In Ubuntu We Trust

2009-05-05 by mira

And sometimes even a bit too much. I’m running Xubuntu for several years now and never had any big issue with it. But last weekend, I finally got my share.

I ran the usual updates on my system (Xubuntu 8.10) and was suddenly missing the Gnome panels after logging in to my xfce session. Normally I would search the web for possible causes, but this time I decided to just follow the suggestion of Ubuntus Update Manager, that told me version 9.04 is available. Without giving it any further thoughts, I started the upgrade process. The upgrade itself went smooth, no hickups whatsoever. But afterwards my xfce session stopped working completely. So I used the Gnome session as fallback, which worked. But suddenly the system froze. A completely frozen system (not even reacting to Ctrl-Alt-F1) is something I am not used to anymore.

The reset button has lost its virginity.

After passing a few ice ages I got fed up. I tried running Xubuntu 9.04 from CD. Again, strange things happend; after choosing the language and starting up the xfce session, my USB keyboard stopped working. WTF! Reboot, and still the same behavior.

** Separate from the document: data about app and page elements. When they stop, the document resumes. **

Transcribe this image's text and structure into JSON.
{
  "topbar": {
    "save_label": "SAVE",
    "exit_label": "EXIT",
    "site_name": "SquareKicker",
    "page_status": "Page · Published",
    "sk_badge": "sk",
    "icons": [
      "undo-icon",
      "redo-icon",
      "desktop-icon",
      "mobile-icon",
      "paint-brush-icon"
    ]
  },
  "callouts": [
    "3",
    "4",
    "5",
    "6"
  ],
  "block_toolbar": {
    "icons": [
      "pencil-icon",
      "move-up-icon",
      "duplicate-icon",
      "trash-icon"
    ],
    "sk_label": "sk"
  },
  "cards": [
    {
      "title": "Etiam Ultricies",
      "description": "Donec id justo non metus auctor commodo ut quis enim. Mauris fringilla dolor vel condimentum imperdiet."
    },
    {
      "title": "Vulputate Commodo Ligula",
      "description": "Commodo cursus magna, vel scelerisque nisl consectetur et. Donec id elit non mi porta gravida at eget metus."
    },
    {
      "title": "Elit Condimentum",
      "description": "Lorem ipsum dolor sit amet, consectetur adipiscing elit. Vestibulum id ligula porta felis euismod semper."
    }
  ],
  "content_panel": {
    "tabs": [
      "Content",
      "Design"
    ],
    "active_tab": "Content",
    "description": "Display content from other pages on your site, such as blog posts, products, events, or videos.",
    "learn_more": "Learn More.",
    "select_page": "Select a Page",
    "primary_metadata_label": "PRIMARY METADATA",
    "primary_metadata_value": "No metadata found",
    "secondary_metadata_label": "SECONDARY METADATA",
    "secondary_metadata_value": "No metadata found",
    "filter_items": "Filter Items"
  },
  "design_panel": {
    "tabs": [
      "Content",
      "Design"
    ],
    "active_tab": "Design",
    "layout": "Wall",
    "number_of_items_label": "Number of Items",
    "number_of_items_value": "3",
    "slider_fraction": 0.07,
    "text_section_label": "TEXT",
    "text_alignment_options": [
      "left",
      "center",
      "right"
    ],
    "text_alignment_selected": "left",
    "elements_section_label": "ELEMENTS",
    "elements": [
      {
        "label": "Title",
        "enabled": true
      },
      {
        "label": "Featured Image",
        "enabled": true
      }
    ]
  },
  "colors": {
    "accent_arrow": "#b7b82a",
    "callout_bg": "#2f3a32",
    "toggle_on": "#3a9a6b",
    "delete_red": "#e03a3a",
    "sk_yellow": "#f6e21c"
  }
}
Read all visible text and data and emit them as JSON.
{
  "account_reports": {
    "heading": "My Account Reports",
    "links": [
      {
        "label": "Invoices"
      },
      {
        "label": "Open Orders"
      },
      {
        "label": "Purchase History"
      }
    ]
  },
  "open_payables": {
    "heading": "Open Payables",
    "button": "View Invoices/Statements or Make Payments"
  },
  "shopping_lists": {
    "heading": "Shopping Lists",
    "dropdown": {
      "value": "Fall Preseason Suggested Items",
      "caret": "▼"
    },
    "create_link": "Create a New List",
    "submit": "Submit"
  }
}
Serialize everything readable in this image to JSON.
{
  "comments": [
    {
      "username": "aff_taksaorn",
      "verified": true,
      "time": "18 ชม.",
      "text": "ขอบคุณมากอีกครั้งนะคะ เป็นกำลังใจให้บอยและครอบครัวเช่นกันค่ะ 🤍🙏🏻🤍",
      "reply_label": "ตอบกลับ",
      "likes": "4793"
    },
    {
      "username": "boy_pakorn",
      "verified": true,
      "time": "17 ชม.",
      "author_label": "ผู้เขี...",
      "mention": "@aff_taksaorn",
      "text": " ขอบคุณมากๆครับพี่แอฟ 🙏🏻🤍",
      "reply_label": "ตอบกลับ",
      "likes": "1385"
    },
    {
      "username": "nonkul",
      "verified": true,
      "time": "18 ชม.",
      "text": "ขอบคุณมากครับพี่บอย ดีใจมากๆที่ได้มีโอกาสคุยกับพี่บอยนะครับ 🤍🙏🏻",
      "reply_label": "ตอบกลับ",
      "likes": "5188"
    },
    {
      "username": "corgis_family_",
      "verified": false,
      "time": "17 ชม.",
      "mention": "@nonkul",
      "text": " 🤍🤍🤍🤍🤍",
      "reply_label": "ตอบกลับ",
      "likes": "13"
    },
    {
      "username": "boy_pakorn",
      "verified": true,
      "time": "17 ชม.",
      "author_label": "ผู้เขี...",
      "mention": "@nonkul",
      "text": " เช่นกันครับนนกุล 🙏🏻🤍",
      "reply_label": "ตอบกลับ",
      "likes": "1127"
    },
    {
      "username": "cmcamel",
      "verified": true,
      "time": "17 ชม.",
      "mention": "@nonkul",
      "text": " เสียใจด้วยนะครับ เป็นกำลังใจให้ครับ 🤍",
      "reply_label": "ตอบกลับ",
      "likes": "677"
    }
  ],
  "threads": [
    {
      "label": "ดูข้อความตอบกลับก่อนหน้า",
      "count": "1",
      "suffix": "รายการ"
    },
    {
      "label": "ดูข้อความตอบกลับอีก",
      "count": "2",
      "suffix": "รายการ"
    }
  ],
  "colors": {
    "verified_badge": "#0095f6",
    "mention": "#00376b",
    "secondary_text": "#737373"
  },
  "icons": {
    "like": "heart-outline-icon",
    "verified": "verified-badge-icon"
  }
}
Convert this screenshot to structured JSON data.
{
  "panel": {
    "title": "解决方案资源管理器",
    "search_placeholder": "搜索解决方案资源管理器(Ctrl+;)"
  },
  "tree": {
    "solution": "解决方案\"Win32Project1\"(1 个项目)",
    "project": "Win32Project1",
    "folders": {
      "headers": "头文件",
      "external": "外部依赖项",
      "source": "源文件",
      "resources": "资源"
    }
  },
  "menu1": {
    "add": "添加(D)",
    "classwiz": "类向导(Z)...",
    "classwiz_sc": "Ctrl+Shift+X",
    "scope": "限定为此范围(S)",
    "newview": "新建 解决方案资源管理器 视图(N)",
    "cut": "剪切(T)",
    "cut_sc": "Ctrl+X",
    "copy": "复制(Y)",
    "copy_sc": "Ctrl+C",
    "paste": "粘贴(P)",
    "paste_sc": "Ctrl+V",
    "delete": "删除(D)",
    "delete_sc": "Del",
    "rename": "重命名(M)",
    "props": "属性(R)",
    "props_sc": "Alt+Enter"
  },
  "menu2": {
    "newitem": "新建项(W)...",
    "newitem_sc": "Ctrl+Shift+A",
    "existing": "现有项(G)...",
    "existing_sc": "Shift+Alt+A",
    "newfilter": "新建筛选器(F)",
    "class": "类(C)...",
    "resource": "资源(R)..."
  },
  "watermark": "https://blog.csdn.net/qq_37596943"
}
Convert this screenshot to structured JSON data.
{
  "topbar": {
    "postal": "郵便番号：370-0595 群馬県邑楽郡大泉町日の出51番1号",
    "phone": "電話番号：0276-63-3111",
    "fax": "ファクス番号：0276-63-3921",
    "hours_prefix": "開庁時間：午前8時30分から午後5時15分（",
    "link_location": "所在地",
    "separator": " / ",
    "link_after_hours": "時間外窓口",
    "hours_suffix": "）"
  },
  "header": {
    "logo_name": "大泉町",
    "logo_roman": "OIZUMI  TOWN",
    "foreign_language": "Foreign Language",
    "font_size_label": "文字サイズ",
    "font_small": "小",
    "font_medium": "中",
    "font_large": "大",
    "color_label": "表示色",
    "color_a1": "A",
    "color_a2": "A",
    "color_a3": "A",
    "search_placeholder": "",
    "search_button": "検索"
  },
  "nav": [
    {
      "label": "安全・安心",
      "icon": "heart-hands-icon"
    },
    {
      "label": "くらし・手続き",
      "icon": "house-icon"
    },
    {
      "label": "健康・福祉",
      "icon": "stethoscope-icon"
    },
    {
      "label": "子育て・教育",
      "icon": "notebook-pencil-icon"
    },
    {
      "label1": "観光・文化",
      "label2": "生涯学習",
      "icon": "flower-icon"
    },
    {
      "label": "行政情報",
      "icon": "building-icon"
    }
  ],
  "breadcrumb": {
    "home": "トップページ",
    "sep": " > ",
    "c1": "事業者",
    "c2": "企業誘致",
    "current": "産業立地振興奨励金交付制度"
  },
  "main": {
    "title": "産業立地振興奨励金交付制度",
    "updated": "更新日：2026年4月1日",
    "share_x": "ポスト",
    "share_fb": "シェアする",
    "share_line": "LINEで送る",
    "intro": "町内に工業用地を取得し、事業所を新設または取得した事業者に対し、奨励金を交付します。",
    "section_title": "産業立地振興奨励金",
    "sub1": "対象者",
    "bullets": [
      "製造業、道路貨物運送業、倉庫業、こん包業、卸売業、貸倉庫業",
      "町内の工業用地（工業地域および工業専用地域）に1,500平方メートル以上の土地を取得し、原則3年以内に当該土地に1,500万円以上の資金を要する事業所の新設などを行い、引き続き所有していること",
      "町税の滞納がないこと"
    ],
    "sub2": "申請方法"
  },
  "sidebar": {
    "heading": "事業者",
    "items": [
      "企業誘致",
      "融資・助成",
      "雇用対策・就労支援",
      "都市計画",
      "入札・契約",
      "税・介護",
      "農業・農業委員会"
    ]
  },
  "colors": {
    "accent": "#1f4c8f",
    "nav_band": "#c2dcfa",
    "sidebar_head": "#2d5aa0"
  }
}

It was time to clean the slate and rollout Xubuntu 8.10 again. But not without learning a lesson! Always try out a new distro version before replacing your working system. To do that, I decided to partition wisely this time; keeping my home on a separate partition and creating two pairs of /boot and / to be able to always have two systems at the same time. One for a working system and one for tryouts:

mira@apu:~$ df -h |grep sda
/dev/sda6              23G  2.3G   20G  11% /
/dev/sda1              92M   31M   56M  36% /boot
/dev/sda8             641G   33G  577G   6% /home

sda5 is /boot for the second system
sda7 is / for the second system